A Benjamin Cole post
Many right-wingers predicted the Hyper-Inflationary Doomsday when the U.S. Federal Reserve undertook quantitative easing back in 2009. The Fed ultimately bought about $4 trillion in Treasuries and mortgage-backed securities, and we now see near-deflation on the horizon.
Meanwhile, economic growth in the U.S. picked up after QE, particularly when the Fed finally went to open-ended results-dependent QE3 in 2012. It sure looks like central bank QE and printing (digitizing) money works, at least when you have an underutilized modern-day economy near deflation (duh). My guess is the Fed should have done QE bigger, harder and longer.
Never to be chastened, the right-wing had to develop a new counter-argument to this heresy of a central bank printing money with good results. But the standard-issue right-wing hyperinflation-scare stories were in tatters.
Thus, the “banks just swapped Treasuries for reserves” argument was fashioned, with a side-dollop story that QE was mostly inert. The “economy recovered through natural forces, and see the 1921 recession” story line emerged.
Some right-wingers even say, “The Fed did not print money.”
But let’s examine the “with Fed QE, banks just swapped Treasuries-for-reserves” narrative. Does it hold water?

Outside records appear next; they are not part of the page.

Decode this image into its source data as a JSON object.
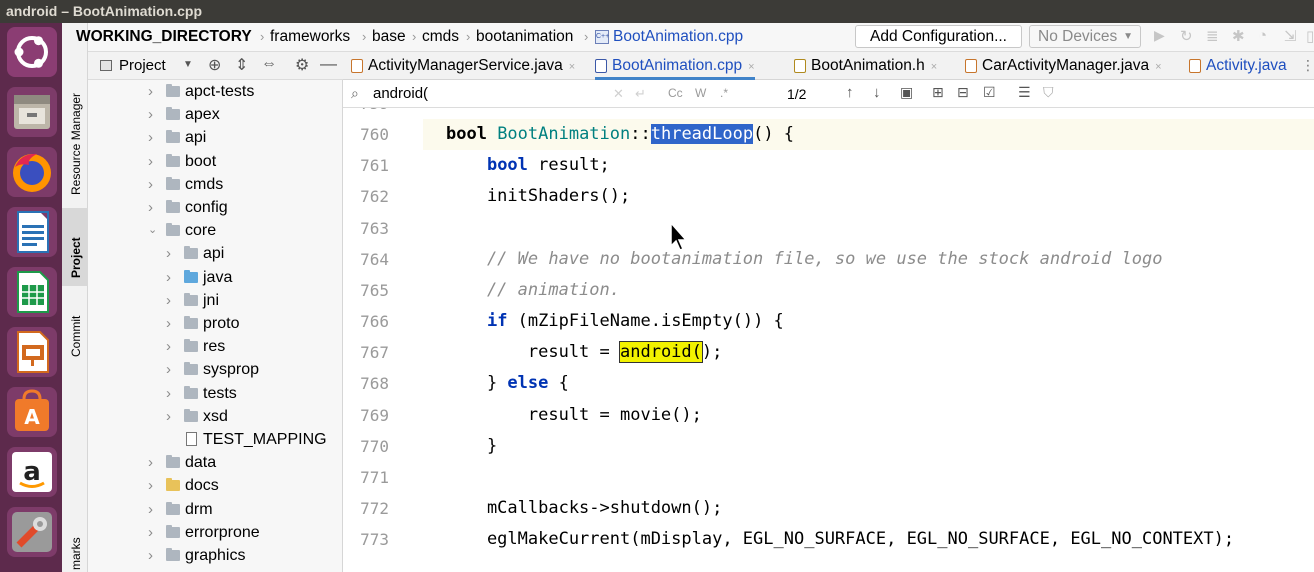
{
  "window": {
    "title": "android – BootAnimation.cpp"
  },
  "launcher": {
    "apps": [
      "ubuntu-dash-icon",
      "files-icon",
      "firefox-icon",
      "writer-icon",
      "calc-icon",
      "impress-icon",
      "software-center-icon",
      "amazon-icon",
      "settings-icon"
    ]
  },
  "tool_windows": {
    "resource_manager": "Resource Manager",
    "project": "Project",
    "commit": "Commit",
    "bookmarks": "marks"
  },
  "navbar": {
    "crumbs": [
      "WORKING_DIRECTORY",
      "frameworks",
      "base",
      "cmds",
      "bootanimation",
      "BootAnimation.cpp"
    ],
    "add_configuration": "Add Configuration...",
    "devices": "No Devices"
  },
  "project_panel": {
    "title": "Project"
  },
  "tree": [
    {
      "label": "apct-tests",
      "depth": 0,
      "expanded": false,
      "type": "folder"
    },
    {
      "label": "apex",
      "depth": 0,
      "expanded": false,
      "type": "folder"
    },
    {
      "label": "api",
      "depth": 0,
      "expanded": false,
      "type": "folder"
    },
    {
      "label": "boot",
      "depth": 0,
      "expanded": false,
      "type": "folder"
    },
    {
      "label": "cmds",
      "depth": 0,
      "expanded": false,
      "type": "folder"
    },
    {
      "label": "config",
      "depth": 0,
      "expanded": false,
      "type": "folder"
    },
    {
      "label": "core",
      "depth": 0,
      "expanded": true,
      "type": "folder"
    },
    {
      "label": "api",
      "depth": 1,
      "expanded": false,
      "type": "folder"
    },
    {
      "label": "java",
      "depth": 1,
      "expanded": false,
      "type": "folder-blue"
    },
    {
      "label": "jni",
      "depth": 1,
      "expanded": false,
      "type": "folder"
    },
    {
      "label": "proto",
      "depth": 1,
      "expanded": false,
      "type": "folder"
    },
    {
      "label": "res",
      "depth": 1,
      "expanded": false,
      "type": "folder"
    },
    {
      "label": "sysprop",
      "depth": 1,
      "expanded": false,
      "type": "folder"
    },
    {
      "label": "tests",
      "depth": 1,
      "expanded": false,
      "type": "folder"
    },
    {
      "label": "xsd",
      "depth": 1,
      "expanded": false,
      "type": "folder"
    },
    {
      "label": "TEST_MAPPING",
      "depth": 1,
      "expanded": false,
      "type": "file"
    },
    {
      "label": "data",
      "depth": 0,
      "expanded": false,
      "type": "folder"
    },
    {
      "label": "docs",
      "depth": 0,
      "expanded": false,
      "type": "folder-yellow"
    },
    {
      "label": "drm",
      "depth": 0,
      "expanded": false,
      "type": "folder"
    },
    {
      "label": "errorprone",
      "depth": 0,
      "expanded": false,
      "type": "folder"
    },
    {
      "label": "graphics",
      "depth": 0,
      "expanded": false,
      "type": "folder"
    }
  ],
  "tabs": [
    {
      "label": "ActivityManagerService.java",
      "icon": "java-class-icon",
      "active": false
    },
    {
      "label": "BootAnimation.cpp",
      "icon": "cpp-file-icon",
      "active": true
    },
    {
      "label": "BootAnimation.h",
      "icon": "header-file-icon",
      "active": false
    },
    {
      "label": "CarActivityManager.java",
      "icon": "java-class-icon",
      "active": false
    },
    {
      "label": "Activity.java",
      "icon": "java-class-icon",
      "active": false
    }
  ],
  "search": {
    "query": "android(",
    "match_counter": "1/2",
    "toggles": [
      "Cc",
      "W",
      ".*"
    ]
  },
  "editor": {
    "lines": [
      {
        "num": "759",
        "tokens": []
      },
      {
        "num": "760",
        "tokens": [
          {
            "t": "bool ",
            "c": "kw2"
          },
          {
            "t": "BootAnimation",
            "c": "cls"
          },
          {
            "t": "::",
            "c": ""
          },
          {
            "t": "threadLoop",
            "c": "selhl"
          },
          {
            "t": "() {",
            "c": ""
          }
        ],
        "current": true
      },
      {
        "num": "761",
        "tokens": [
          {
            "t": "    ",
            "c": ""
          },
          {
            "t": "bool",
            "c": "kw"
          },
          {
            "t": " result;",
            "c": ""
          }
        ]
      },
      {
        "num": "762",
        "tokens": [
          {
            "t": "    initShaders();",
            "c": ""
          }
        ]
      },
      {
        "num": "763",
        "tokens": []
      },
      {
        "num": "764",
        "tokens": [
          {
            "t": "    // We have no bootanimation file, so we use the stock android logo",
            "c": "cm"
          }
        ]
      },
      {
        "num": "765",
        "tokens": [
          {
            "t": "    // animation.",
            "c": "cm"
          }
        ]
      },
      {
        "num": "766",
        "tokens": [
          {
            "t": "    ",
            "c": ""
          },
          {
            "t": "if",
            "c": "kw"
          },
          {
            "t": " (mZipFileName.isEmpty()) {",
            "c": ""
          }
        ]
      },
      {
        "num": "767",
        "tokens": [
          {
            "t": "        result = ",
            "c": ""
          },
          {
            "t": "android(",
            "c": "findhl"
          },
          {
            "t": ");",
            "c": ""
          }
        ]
      },
      {
        "num": "768",
        "tokens": [
          {
            "t": "    } ",
            "c": ""
          },
          {
            "t": "else",
            "c": "kw"
          },
          {
            "t": " {",
            "c": ""
          }
        ]
      },
      {
        "num": "769",
        "tokens": [
          {
            "t": "        result = movie();",
            "c": ""
          }
        ]
      },
      {
        "num": "770",
        "tokens": [
          {
            "t": "    }",
            "c": ""
          }
        ]
      },
      {
        "num": "771",
        "tokens": []
      },
      {
        "num": "772",
        "tokens": [
          {
            "t": "    mCallbacks->shutdown();",
            "c": ""
          }
        ]
      },
      {
        "num": "773",
        "tokens": [
          {
            "t": "    eglMakeCurrent(mDisplay, EGL_NO_SURFACE, EGL_NO_SURFACE, EGL_NO_CONTEXT);",
            "c": ""
          }
        ]
      }
    ]
  },
  "colors": {
    "keyword": "#0033b3",
    "class": "#008080",
    "comment": "#8c8c8c",
    "selection": "#2f65ca",
    "find_highlight": "#f2f200",
    "launcher_bg": "#5d2a4c"
  }
}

The Federal Reserve did buy $3 trillion in Treasuries—but not from commercial banks. The Fed buys their Treasuries from “primary dealers.” That is a list of 21 firms that includes Cantor Fitzgerald, Goldman Sachs, Jefferies, Nomura Securities, etc. These are government bond-dealers. Not commercial banks. Even with Glass-Steagall in ruin, these old business lines broadly hold up.
The primary dealers did not have $3 trillion in Treasuries in their own accounts or inventories, so they had to go into bond markets and buy $3 trillion in Treasuries, and sell those to the Fed.
The Fed, in fact, printed (digitized) $3 trillion and bought the Treasuries from the primary dealers. The primary dealers bought the Treasuries from the real sellers, who were people and companies. The primary dealers were intermediaries.
So where swelling commercial bank reserves come from? From the NY Fed: “So when the Fed sends and receives funds from the [primary] dealer’s account at its clearing bank [depositary institution, or commercial bank], this action adds or drains reserves to the banking system.”
Now, after QE, the real or ultimate sellers of the Treasuries —not the primary dealers—had the freshly printed (digitized) Fed cash in their hands.
The real, or ultimate, private-sector bond sellers could then buy other bonds, or equities, or property, or spend the money, or bank it.
Now, it happens at the time the Fed was conducting QE that commercial bank deposits in the U.S. also swelled.
To be sure, some of the people and companies selling Treasuries to the primary dealers simply banked the freshly printed money, causing commercial bank deposits and related reserves to swell. And such deposits could be said to be “inert.”
But the swelling in bank deposits had many fathers. Households were also paying down debts and saving more in bank accounts. Corporations were and are sitting on growing cash hoards. Then, there is an undetermined amount of global flight capital deposited and parked into U.S. banks, from the Mideast and Far East.
In short, the people selling Treasuries to the primary dealers put some of the freshly printed money into banks, but they also then bought equities or property or bonds or spent the loot. All good, all expected—and all stimulative to the economy. And as the economy had plenty of slack, stimulative but not inflationary.
John Cochrane, the brilliant University of Chicago econ prof, has long touted the desirability of commercial banks with trillions of dollars of excess reserves, and he may have a point.
But Cochrane also reprises that “banks just swapped Treasuries for reserves” theme. But he never explains where primary dealers obtained the bonds they sold to the Fed, or that primary dealers have accounts at depositary institutions.
It strikes me that Cochrane is providing a glib explanation, and obscures some very important facts on the ground: Like who are the ultimate sellers of the bonds purchased by the Fed, and what do they really do with the freshly printed cash they have in their pockets?